[Component data from apps and pages]
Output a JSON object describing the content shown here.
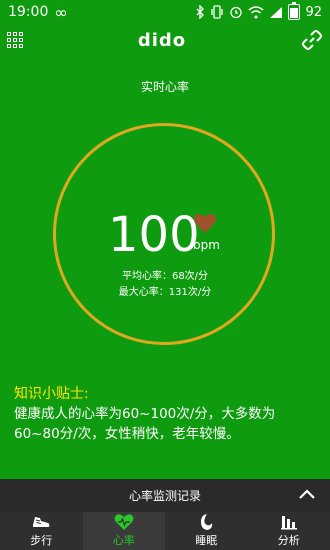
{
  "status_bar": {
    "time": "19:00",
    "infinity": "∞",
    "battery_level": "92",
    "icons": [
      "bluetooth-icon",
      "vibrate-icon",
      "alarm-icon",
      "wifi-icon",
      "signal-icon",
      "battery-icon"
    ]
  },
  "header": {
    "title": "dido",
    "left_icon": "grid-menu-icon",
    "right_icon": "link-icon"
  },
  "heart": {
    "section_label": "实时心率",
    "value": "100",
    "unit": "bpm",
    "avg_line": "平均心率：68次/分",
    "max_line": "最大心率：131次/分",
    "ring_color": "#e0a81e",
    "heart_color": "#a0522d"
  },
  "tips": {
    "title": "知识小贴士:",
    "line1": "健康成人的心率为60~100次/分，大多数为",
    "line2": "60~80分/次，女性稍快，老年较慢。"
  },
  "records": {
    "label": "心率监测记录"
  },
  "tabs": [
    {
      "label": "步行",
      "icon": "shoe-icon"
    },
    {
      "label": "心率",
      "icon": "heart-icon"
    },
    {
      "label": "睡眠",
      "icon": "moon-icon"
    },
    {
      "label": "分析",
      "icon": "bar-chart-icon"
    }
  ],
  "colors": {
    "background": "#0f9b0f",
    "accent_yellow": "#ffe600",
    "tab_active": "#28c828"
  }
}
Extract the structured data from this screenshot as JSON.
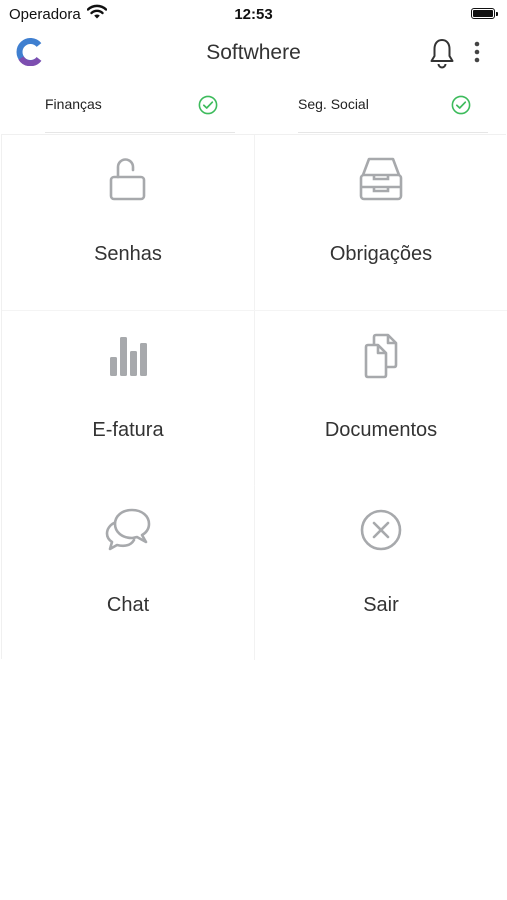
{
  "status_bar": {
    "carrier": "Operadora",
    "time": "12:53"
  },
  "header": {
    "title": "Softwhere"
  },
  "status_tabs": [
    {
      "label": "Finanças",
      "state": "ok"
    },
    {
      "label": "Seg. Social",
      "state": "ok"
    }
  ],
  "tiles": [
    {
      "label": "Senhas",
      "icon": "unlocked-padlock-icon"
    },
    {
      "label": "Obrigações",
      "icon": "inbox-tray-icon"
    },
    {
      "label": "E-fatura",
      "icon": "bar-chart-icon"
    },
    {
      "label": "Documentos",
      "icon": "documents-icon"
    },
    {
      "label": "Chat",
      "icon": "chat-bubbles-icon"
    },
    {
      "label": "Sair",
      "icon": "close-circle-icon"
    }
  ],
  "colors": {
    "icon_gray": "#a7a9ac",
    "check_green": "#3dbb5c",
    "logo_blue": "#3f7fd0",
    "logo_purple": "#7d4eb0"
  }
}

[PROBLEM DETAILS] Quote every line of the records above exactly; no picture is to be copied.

[RESPONSE]
Output a JSON object describing the content shown here.
{
  "status_bar": {
    "time": "19:00",
    "infinity": "∞",
    "battery_level": "92",
    "icons": [
      "bluetooth-icon",
      "vibrate-icon",
      "alarm-icon",
      "wifi-icon",
      "signal-icon",
      "battery-icon"
    ]
  },
  "header": {
    "title": "dido",
    "left_icon": "grid-menu-icon",
    "right_icon": "link-icon"
  },
  "heart": {
    "section_label": "实时心率",
    "value": "100",
    "unit": "bpm",
    "avg_line": "平均心率：68次/分",
    "max_line": "最大心率：131次/分",
    "ring_color": "#e0a81e",
    "heart_color": "#a0522d"
  },
  "tips": {
    "title": "知识小贴士:",
    "line1": "健康成人的心率为60~100次/分，大多数为",
    "line2": "60~80分/次，女性稍快，老年较慢。"
  },
  "records": {
    "label": "心率监测记录"
  },
  "tabs": [
    {
      "label": "步行",
      "icon": "shoe-icon"
    },
    {
      "label": "心率",
      "icon": "heart-icon"
    },
    {
      "label": "睡眠",
      "icon": "moon-icon"
    },
    {
      "label": "分析",
      "icon": "bar-chart-icon"
    }
  ],
  "colors": {
    "background": "#0f9b0f",
    "accent_yellow": "#ffe600",
    "tab_active": "#28c828"
  }
}
Extract the structured data from this screenshot as JSON.
{
  "status_bar": {
    "carrier": "Operadora",
    "time": "12:53"
  },
  "header": {
    "title": "Softwhere"
  },
  "status_tabs": [
    {
      "label": "Finanças",
      "state": "ok"
    },
    {
      "label": "Seg. Social",
      "state": "ok"
    }
  ],
  "tiles": [
    {
      "label": "Senhas",
      "icon": "unlocked-padlock-icon"
    },
    {
      "label": "Obrigações",
      "icon": "inbox-tray-icon"
    },
    {
      "label": "E-fatura",
      "icon": "bar-chart-icon"
    },
    {
      "label": "Documentos",
      "icon": "documents-icon"
    },
    {
      "label": "Chat",
      "icon": "chat-bubbles-icon"
    },
    {
      "label": "Sair",
      "icon": "close-circle-icon"
    }
  ],
  "colors": {
    "icon_gray": "#a7a9ac",
    "check_green": "#3dbb5c",
    "logo_blue": "#3f7fd0",
    "logo_purple": "#7d4eb0"
  }
}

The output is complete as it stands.